#### Problem
Among the entries that follow, find every line with the word "СМОТРЕТЬ" and copy it.

#### Records to use
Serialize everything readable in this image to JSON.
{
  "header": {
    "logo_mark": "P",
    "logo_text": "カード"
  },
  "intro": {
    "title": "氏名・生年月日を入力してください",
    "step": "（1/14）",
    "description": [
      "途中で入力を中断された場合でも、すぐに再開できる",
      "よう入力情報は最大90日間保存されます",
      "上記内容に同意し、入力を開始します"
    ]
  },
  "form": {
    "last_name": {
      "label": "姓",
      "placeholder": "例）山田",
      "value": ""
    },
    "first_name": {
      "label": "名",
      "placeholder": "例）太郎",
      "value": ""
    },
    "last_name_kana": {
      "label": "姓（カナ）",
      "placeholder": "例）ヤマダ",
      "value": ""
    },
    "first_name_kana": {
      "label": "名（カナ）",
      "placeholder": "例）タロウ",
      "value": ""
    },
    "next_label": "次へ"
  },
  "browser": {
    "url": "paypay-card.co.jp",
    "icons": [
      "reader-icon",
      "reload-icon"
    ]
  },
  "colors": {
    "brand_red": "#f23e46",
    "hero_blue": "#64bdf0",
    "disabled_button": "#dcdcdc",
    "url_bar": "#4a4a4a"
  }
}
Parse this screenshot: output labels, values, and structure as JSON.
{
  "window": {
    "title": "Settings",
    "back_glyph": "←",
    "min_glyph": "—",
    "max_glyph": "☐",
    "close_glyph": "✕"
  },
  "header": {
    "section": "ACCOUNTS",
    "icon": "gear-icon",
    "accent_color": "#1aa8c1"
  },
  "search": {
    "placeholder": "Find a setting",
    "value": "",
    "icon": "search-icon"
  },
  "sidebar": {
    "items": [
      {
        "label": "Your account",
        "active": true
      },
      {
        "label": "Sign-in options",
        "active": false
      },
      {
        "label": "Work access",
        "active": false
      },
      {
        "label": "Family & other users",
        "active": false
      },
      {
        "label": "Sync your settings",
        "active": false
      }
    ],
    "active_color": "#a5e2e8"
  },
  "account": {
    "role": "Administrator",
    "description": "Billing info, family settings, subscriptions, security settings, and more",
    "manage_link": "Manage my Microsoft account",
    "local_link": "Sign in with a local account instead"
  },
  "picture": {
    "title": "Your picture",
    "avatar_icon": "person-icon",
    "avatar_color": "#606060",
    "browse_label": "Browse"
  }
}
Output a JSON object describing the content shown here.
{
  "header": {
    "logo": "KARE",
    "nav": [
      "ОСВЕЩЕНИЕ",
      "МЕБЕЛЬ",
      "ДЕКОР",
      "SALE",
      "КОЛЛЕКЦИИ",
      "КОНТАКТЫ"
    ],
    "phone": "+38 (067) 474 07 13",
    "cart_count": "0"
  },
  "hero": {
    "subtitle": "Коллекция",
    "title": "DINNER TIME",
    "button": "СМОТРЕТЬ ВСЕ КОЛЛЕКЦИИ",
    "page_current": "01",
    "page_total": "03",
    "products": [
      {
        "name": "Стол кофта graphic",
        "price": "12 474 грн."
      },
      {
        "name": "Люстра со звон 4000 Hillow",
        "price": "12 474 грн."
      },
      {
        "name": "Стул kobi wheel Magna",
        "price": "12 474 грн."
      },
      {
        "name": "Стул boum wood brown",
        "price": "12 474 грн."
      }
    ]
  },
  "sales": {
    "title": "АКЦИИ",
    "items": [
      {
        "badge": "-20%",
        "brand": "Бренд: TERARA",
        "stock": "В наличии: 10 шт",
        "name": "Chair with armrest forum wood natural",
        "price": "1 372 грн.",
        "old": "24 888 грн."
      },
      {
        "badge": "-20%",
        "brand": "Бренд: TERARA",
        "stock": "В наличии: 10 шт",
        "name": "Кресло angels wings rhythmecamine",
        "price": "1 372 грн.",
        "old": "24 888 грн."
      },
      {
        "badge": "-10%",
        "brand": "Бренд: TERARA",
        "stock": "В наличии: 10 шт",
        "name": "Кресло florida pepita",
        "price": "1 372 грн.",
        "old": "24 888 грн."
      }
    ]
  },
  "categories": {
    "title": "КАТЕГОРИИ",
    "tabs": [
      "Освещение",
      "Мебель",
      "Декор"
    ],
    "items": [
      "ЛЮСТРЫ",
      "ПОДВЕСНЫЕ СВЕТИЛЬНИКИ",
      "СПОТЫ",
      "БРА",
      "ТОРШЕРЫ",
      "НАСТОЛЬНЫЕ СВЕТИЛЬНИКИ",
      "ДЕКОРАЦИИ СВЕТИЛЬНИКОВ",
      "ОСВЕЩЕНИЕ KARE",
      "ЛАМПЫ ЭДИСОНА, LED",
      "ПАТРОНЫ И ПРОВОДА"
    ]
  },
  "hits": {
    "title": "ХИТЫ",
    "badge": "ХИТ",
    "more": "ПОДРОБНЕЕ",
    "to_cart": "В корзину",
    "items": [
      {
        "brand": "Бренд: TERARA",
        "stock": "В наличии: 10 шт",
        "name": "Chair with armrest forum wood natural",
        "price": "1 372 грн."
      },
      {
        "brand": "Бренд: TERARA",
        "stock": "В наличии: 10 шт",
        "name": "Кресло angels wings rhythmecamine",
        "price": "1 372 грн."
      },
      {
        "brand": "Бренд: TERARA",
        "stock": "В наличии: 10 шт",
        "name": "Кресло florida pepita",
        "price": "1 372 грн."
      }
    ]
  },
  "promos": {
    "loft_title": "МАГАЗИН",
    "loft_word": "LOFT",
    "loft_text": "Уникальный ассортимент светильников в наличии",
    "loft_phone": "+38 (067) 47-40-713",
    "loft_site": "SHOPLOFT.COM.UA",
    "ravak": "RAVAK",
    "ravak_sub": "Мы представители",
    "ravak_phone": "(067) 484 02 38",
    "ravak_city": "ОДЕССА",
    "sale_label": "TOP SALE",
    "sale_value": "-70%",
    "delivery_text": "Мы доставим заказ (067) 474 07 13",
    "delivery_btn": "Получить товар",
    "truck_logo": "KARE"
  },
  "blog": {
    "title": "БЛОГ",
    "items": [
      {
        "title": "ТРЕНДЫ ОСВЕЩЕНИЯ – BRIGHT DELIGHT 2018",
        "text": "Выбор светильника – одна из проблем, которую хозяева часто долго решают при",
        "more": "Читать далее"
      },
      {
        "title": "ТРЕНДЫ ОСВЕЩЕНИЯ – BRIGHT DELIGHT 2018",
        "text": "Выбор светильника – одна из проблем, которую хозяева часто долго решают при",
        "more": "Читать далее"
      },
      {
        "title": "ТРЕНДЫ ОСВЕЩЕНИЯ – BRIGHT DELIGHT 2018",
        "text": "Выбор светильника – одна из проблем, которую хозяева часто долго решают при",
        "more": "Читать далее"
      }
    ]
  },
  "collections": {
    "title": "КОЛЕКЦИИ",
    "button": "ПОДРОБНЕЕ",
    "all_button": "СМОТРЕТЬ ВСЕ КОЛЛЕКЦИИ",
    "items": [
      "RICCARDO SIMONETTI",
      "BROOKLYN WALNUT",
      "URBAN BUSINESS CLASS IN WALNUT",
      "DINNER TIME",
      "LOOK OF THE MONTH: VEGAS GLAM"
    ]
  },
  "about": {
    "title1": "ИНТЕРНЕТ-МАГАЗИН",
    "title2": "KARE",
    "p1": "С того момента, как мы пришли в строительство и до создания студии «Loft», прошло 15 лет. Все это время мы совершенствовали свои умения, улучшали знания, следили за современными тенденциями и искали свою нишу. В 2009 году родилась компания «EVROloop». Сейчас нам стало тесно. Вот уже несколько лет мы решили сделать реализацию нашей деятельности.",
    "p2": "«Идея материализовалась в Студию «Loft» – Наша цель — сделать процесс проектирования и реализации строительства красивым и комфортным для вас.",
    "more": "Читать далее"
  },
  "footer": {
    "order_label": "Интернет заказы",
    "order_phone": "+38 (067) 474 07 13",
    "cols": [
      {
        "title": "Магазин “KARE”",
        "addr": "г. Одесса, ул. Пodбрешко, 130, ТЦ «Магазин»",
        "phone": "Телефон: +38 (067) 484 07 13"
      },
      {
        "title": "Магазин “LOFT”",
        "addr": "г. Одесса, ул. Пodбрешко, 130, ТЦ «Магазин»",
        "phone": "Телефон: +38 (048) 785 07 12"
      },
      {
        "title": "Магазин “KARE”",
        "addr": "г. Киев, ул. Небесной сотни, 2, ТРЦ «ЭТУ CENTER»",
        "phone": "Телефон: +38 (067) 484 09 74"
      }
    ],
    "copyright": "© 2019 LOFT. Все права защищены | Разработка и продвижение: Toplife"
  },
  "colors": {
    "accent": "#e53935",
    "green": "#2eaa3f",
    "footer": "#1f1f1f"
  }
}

#### Answer box
    "button": "СМОТРЕТЬ ВСЕ КОЛЛЕКЦИИ",
    "all_button": "СМОТРЕТЬ ВСЕ КОЛЛЕКЦИИ",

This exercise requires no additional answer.